Stored data entries:
* * *
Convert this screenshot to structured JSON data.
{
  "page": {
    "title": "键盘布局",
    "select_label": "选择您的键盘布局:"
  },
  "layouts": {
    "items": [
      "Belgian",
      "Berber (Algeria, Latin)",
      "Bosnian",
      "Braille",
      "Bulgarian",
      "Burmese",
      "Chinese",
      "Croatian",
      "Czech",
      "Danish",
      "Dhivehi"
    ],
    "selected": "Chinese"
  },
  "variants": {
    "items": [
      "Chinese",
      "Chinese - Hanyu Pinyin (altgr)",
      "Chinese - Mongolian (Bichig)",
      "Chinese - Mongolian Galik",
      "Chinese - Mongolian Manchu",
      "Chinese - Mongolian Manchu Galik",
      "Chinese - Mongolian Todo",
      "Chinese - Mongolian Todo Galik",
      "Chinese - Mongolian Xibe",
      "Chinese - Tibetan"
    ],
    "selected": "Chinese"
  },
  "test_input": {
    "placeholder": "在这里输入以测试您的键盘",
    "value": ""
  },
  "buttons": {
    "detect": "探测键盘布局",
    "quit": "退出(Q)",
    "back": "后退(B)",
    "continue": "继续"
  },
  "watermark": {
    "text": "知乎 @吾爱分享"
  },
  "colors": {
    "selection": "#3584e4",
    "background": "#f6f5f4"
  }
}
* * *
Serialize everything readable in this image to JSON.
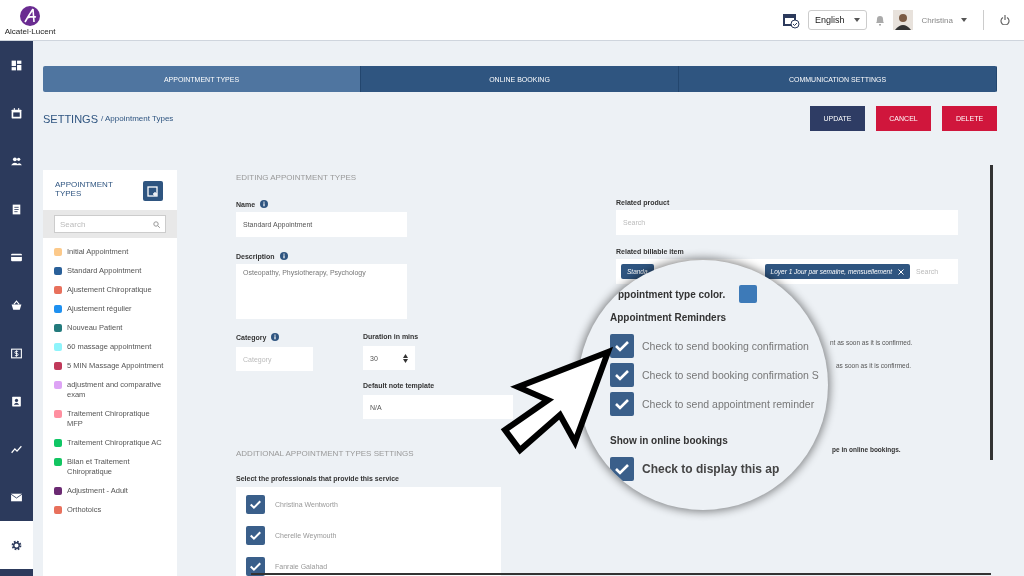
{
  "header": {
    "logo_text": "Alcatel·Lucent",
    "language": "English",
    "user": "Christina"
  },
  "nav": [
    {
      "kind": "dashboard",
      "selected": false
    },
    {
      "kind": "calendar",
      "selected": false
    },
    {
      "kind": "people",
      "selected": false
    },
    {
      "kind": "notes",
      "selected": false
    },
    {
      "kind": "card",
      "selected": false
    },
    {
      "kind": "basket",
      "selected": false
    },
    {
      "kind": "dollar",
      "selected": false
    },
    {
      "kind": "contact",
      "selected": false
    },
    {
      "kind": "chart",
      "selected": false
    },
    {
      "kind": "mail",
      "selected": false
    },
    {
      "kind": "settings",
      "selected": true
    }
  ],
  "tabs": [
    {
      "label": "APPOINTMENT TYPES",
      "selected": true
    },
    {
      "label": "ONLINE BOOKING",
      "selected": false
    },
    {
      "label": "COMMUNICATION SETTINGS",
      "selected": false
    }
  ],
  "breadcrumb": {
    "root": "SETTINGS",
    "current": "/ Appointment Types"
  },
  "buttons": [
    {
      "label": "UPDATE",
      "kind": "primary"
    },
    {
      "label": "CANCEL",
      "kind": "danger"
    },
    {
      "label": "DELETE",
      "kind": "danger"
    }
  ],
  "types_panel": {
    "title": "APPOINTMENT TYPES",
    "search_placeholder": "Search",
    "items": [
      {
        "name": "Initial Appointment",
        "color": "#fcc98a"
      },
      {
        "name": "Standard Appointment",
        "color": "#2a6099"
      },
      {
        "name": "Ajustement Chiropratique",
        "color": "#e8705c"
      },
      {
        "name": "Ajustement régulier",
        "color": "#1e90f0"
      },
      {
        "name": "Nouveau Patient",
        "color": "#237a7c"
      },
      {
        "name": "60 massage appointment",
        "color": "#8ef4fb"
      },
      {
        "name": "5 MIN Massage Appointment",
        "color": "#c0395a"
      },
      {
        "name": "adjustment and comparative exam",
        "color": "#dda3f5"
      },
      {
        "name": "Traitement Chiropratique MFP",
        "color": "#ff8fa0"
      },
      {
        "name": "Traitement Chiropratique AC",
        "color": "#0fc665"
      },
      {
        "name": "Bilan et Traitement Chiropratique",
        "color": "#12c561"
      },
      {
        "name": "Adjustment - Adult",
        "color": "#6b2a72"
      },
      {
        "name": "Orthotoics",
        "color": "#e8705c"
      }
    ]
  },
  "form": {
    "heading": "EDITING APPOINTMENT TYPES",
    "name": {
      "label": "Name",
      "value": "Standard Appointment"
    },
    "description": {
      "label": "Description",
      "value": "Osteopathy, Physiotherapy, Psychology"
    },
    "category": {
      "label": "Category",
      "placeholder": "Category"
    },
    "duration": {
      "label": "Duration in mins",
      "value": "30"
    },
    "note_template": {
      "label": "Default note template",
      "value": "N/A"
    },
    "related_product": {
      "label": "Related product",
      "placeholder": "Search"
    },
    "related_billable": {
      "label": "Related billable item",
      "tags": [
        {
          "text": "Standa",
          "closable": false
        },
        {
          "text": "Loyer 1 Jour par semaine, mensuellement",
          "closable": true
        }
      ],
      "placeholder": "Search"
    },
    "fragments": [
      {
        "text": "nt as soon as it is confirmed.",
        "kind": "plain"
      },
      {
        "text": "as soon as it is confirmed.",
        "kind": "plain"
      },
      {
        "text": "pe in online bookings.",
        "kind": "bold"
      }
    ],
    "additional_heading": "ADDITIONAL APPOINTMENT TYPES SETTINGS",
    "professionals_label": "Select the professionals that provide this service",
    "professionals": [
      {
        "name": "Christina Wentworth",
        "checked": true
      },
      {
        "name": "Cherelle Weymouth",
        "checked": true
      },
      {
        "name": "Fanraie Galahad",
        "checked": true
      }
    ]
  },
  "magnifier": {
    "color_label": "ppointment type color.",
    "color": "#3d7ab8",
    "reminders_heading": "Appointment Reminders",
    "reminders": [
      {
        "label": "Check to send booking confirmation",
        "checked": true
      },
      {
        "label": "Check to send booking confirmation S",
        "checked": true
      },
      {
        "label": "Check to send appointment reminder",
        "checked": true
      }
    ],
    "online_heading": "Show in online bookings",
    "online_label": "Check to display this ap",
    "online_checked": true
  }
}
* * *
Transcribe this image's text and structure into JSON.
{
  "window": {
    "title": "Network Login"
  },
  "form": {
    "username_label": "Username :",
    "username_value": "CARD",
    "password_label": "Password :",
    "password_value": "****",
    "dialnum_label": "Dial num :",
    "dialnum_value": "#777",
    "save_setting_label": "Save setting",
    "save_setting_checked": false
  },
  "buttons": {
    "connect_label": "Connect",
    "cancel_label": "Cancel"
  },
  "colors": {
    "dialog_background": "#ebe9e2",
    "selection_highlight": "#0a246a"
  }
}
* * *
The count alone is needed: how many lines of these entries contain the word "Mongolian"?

7